■ DIRECTIONS: Below are some records. Say how many of their lines include the string "this", giving only the number.

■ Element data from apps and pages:
----
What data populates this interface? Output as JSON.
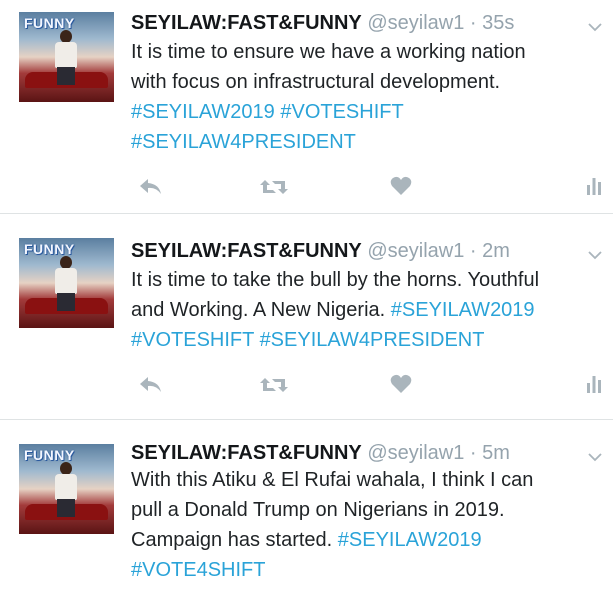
{
  "tweets": [
    {
      "avatar_text": "FUNNY",
      "name": "SEYILAW:FAST&FUNNY",
      "handle": "@seyilaw1",
      "separator": "·",
      "time": "35s",
      "lines": [
        [
          {
            "text": "It is time to ensure we have a working nation",
            "tag": false
          }
        ],
        [
          {
            "text": "with focus on infrastructural development.",
            "tag": false
          }
        ],
        [
          {
            "text": "#SEYILAW2019",
            "tag": true
          },
          {
            "text": " ",
            "tag": false
          },
          {
            "text": "#VOTESHIFT",
            "tag": true
          }
        ],
        [
          {
            "text": "#SEYILAW4PRESIDENT",
            "tag": true
          }
        ]
      ]
    },
    {
      "avatar_text": "FUNNY",
      "name": "SEYILAW:FAST&FUNNY",
      "handle": "@seyilaw1",
      "separator": "·",
      "time": "2m",
      "lines": [
        [
          {
            "text": "It is time to take the bull by the horns. Youthful",
            "tag": false
          }
        ],
        [
          {
            "text": "and Working. A New Nigeria. ",
            "tag": false
          },
          {
            "text": "#SEYILAW2019",
            "tag": true
          }
        ],
        [
          {
            "text": "#VOTESHIFT",
            "tag": true
          },
          {
            "text": " ",
            "tag": false
          },
          {
            "text": "#SEYILAW4PRESIDENT",
            "tag": true
          }
        ]
      ]
    },
    {
      "avatar_text": "FUNNY",
      "name": "SEYILAW:FAST&FUNNY",
      "handle": "@seyilaw1",
      "separator": "·",
      "time": "5m",
      "lines": [
        [
          {
            "text": "With this Atiku & El Rufai wahala, I think I can",
            "tag": false
          }
        ],
        [
          {
            "text": "pull a Donald Trump on Nigerians in 2019.",
            "tag": false
          }
        ],
        [
          {
            "text": "Campaign has started. ",
            "tag": false
          },
          {
            "text": "#SEYILAW2019",
            "tag": true
          }
        ],
        [
          {
            "text": "#VOTE4SHIFT",
            "tag": true
          }
        ]
      ]
    }
  ],
  "icons": {
    "reply": "reply-icon",
    "retweet": "retweet-icon",
    "like": "heart-icon",
    "analytics": "analytics-icon",
    "menu": "chevron-down-icon"
  },
  "colors": {
    "hashtag": "#2aa3d8",
    "muted": "#95a3ad",
    "icon": "#aab5bc",
    "divider": "#dfe3e4"
  }
}
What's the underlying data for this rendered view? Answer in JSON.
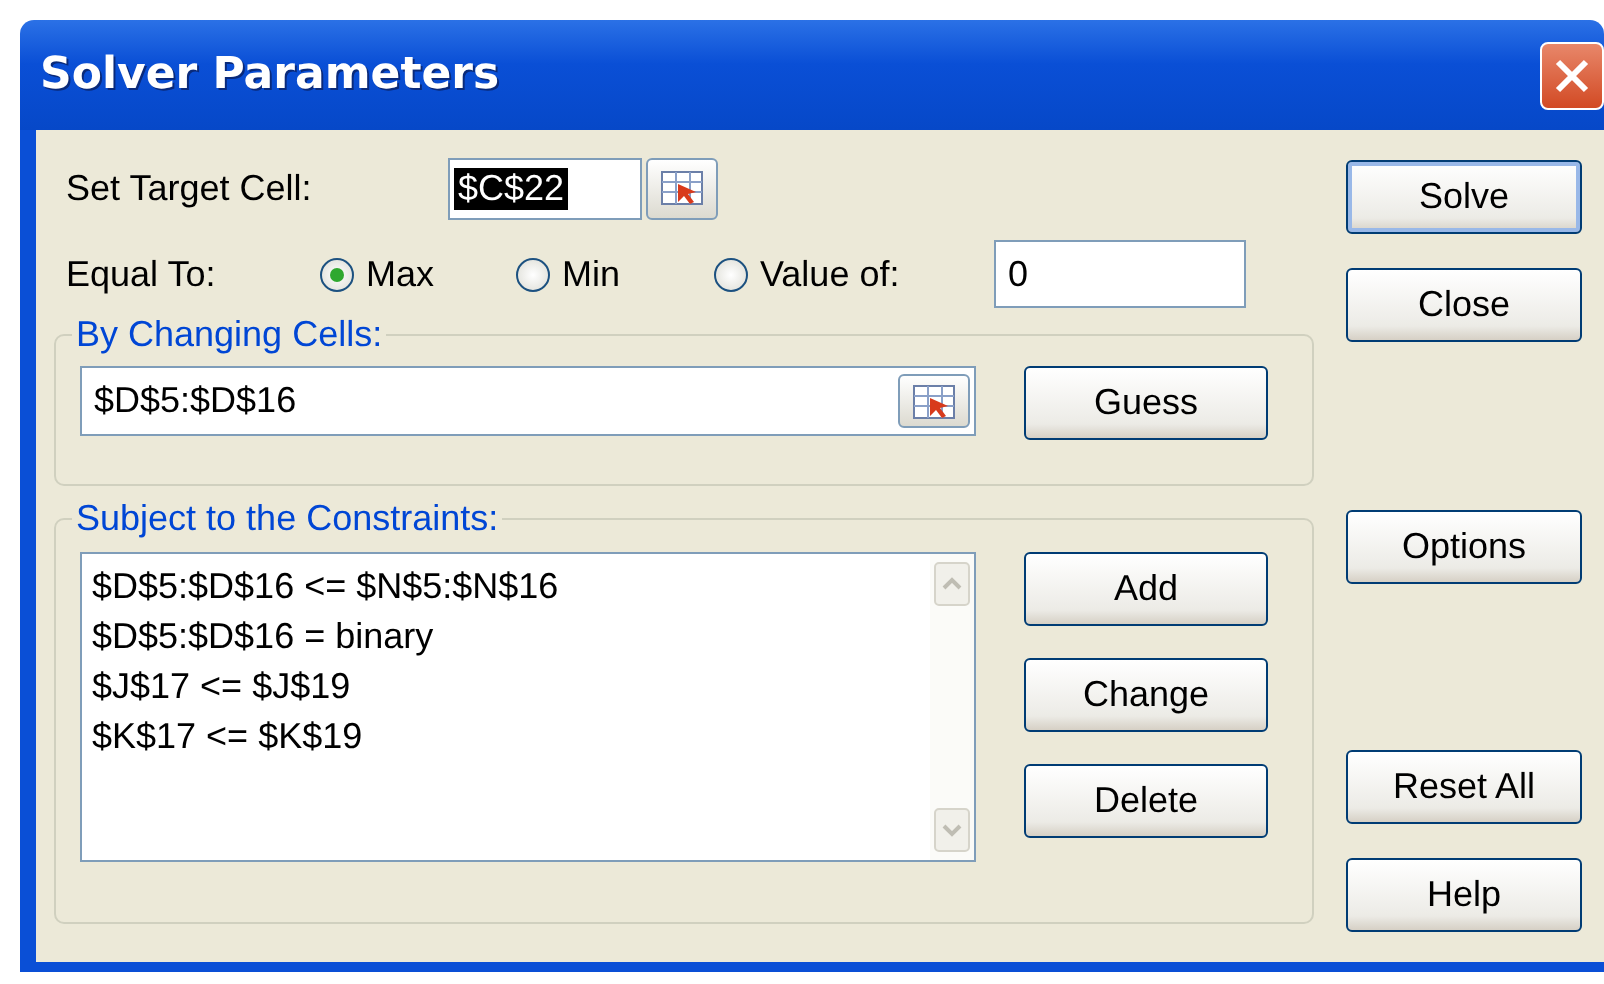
{
  "window": {
    "title": "Solver Parameters"
  },
  "target": {
    "label": "Set Target Cell:",
    "value": "$C$22",
    "text_selected": true
  },
  "equal_to": {
    "label": "Equal To:",
    "options": [
      {
        "label": "Max",
        "selected": true
      },
      {
        "label": "Min",
        "selected": false
      },
      {
        "label": "Value of:",
        "selected": false
      }
    ],
    "value": "0"
  },
  "changing_cells": {
    "legend": "By Changing Cells:",
    "value": "$D$5:$D$16",
    "button": "Guess"
  },
  "constraints": {
    "legend": "Subject to the Constraints:",
    "items": [
      "$D$5:$D$16 <= $N$5:$N$16",
      "$D$5:$D$16 = binary",
      "$J$17 <= $J$19",
      "$K$17 <= $K$19"
    ],
    "buttons": [
      "Add",
      "Change",
      "Delete"
    ]
  },
  "side_buttons": [
    {
      "label": "Solve",
      "kind": "default"
    },
    {
      "label": "Close",
      "kind": "plain"
    },
    {
      "label": "Options",
      "kind": "plain"
    },
    {
      "label": "Reset All",
      "kind": "plain"
    },
    {
      "label": "Help",
      "kind": "plain"
    }
  ]
}
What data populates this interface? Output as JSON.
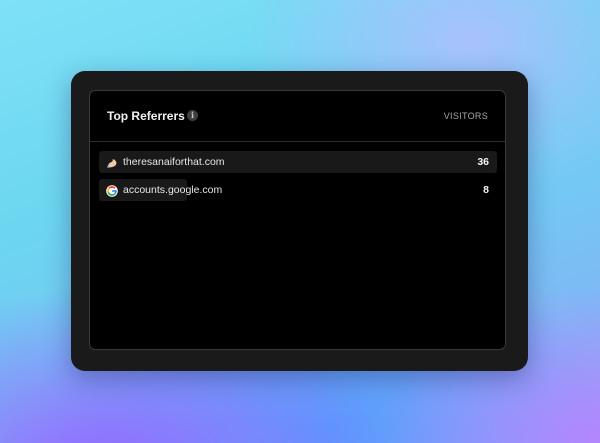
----
■ ANSWER TO THE EXERCISE: 4